Dataset rows describing interfaces
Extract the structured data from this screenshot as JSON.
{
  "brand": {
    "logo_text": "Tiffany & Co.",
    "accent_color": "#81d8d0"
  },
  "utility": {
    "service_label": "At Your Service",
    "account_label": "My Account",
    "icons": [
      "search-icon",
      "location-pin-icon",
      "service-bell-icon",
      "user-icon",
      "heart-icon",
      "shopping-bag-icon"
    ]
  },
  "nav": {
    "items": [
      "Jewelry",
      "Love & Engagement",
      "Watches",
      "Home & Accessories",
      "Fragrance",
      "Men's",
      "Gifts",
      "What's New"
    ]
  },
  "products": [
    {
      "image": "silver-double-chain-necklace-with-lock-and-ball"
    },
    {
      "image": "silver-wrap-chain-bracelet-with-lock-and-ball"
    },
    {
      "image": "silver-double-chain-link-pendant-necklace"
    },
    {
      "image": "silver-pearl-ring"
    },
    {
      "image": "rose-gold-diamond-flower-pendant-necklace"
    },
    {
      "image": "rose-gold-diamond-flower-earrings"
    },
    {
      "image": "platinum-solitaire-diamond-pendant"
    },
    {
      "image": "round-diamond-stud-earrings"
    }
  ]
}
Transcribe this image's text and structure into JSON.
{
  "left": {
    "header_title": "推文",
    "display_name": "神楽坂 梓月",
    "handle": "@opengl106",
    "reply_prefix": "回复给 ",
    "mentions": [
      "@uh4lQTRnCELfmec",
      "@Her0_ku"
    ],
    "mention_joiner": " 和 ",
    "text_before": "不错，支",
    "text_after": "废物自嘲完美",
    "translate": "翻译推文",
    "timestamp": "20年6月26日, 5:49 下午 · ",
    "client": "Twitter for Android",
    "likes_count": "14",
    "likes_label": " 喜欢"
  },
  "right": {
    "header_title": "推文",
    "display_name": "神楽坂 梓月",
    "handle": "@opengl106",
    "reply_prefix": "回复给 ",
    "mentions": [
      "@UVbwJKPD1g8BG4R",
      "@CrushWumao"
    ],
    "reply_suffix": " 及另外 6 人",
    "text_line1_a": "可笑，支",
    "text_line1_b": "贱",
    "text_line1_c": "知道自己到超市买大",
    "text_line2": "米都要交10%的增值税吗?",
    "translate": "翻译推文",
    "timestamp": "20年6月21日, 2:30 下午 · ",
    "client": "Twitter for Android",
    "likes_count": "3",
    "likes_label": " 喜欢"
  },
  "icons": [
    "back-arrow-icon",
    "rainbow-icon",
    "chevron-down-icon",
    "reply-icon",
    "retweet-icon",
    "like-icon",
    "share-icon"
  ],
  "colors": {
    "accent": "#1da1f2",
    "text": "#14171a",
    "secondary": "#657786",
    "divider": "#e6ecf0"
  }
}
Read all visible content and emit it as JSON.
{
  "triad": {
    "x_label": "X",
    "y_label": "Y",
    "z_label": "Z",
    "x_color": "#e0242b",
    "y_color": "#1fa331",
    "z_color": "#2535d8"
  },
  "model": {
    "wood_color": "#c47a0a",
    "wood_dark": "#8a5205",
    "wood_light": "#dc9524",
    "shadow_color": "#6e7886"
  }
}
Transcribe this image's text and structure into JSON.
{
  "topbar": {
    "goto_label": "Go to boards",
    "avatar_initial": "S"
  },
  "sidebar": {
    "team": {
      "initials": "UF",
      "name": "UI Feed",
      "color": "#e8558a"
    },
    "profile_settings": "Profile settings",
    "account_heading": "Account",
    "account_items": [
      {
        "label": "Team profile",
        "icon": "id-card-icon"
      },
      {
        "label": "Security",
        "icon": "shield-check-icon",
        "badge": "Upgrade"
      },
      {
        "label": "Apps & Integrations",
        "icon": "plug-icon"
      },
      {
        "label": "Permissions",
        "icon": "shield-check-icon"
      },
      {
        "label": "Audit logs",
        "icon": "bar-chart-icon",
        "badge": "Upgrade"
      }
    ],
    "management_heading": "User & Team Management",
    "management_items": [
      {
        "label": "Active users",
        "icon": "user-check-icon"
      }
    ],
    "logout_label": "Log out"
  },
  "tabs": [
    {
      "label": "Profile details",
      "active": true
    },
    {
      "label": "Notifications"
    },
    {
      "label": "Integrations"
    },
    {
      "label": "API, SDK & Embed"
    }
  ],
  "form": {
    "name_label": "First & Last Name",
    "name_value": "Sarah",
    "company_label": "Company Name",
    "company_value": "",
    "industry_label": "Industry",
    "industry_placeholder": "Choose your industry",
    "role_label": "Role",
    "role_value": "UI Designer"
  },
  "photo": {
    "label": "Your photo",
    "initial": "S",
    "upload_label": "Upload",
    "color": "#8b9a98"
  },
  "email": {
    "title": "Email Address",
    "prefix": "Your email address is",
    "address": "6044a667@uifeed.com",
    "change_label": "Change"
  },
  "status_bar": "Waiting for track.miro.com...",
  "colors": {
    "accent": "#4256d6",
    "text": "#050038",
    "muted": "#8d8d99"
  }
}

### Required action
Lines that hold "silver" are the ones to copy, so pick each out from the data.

### Response box
      "image": "silver-double-chain-necklace-with-lock-and-ball"
      "image": "silver-wrap-chain-bracelet-with-lock-and-ball"
      "image": "silver-double-chain-link-pendant-necklace"
      "image": "silver-pearl-ring"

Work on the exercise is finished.